= ENTRIES SUPPLIED =
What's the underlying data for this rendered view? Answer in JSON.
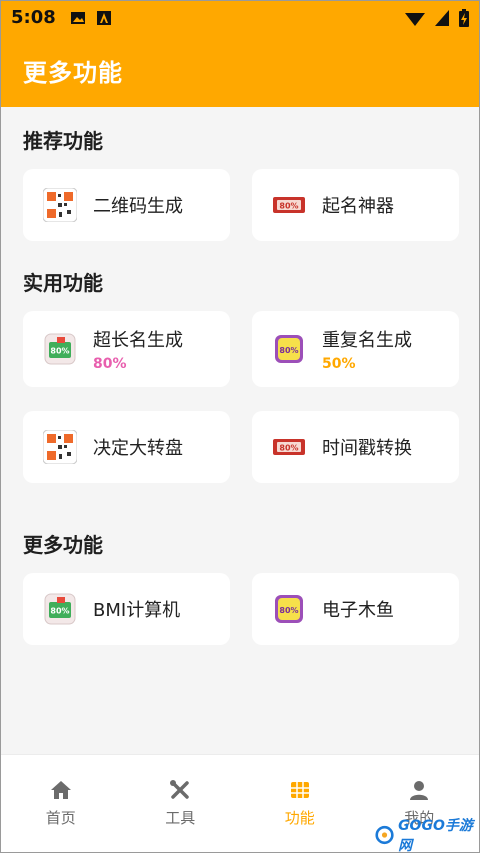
{
  "status_bar": {
    "time": "5:08"
  },
  "app_bar": {
    "title": "更多功能"
  },
  "sections": [
    {
      "title": "推荐功能"
    },
    {
      "title": "实用功能"
    },
    {
      "title": "更多功能"
    }
  ],
  "cards": {
    "qr": {
      "label": "二维码生成"
    },
    "name_gen": {
      "label": "起名神器"
    },
    "long_name": {
      "label": "超长名生成",
      "progress": "80%"
    },
    "dup_name": {
      "label": "重复名生成",
      "progress": "50%"
    },
    "wheel": {
      "label": "决定大转盘"
    },
    "timestamp": {
      "label": "时间戳转换"
    },
    "bmi": {
      "label": "BMI计算机"
    },
    "muyu": {
      "label": "电子木鱼"
    }
  },
  "icon_badge_text": "80%",
  "bottom_nav": [
    {
      "label": "首页",
      "icon": "home-icon"
    },
    {
      "label": "工具",
      "icon": "tools-icon"
    },
    {
      "label": "功能",
      "icon": "grid-icon",
      "active": true
    },
    {
      "label": "我的",
      "icon": "person-icon"
    }
  ],
  "watermark": {
    "text": "GOGO手游网"
  },
  "colors": {
    "accent": "#ffa800",
    "pink": "#e85fae",
    "orange": "#ffa800"
  }
}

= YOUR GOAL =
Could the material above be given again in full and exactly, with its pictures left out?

= SOLVED PROBLEM =
What's the underlying data for this rendered view? Answer in JSON.
{
  "status_bar": {
    "time": "5:08"
  },
  "app_bar": {
    "title": "更多功能"
  },
  "sections": [
    {
      "title": "推荐功能"
    },
    {
      "title": "实用功能"
    },
    {
      "title": "更多功能"
    }
  ],
  "cards": {
    "qr": {
      "label": "二维码生成"
    },
    "name_gen": {
      "label": "起名神器"
    },
    "long_name": {
      "label": "超长名生成",
      "progress": "80%"
    },
    "dup_name": {
      "label": "重复名生成",
      "progress": "50%"
    },
    "wheel": {
      "label": "决定大转盘"
    },
    "timestamp": {
      "label": "时间戳转换"
    },
    "bmi": {
      "label": "BMI计算机"
    },
    "muyu": {
      "label": "电子木鱼"
    }
  },
  "icon_badge_text": "80%",
  "bottom_nav": [
    {
      "label": "首页",
      "icon": "home-icon"
    },
    {
      "label": "工具",
      "icon": "tools-icon"
    },
    {
      "label": "功能",
      "icon": "grid-icon",
      "active": true
    },
    {
      "label": "我的",
      "icon": "person-icon"
    }
  ],
  "watermark": {
    "text": "GOGO手游网"
  },
  "colors": {
    "accent": "#ffa800",
    "pink": "#e85fae",
    "orange": "#ffa800"
  }
}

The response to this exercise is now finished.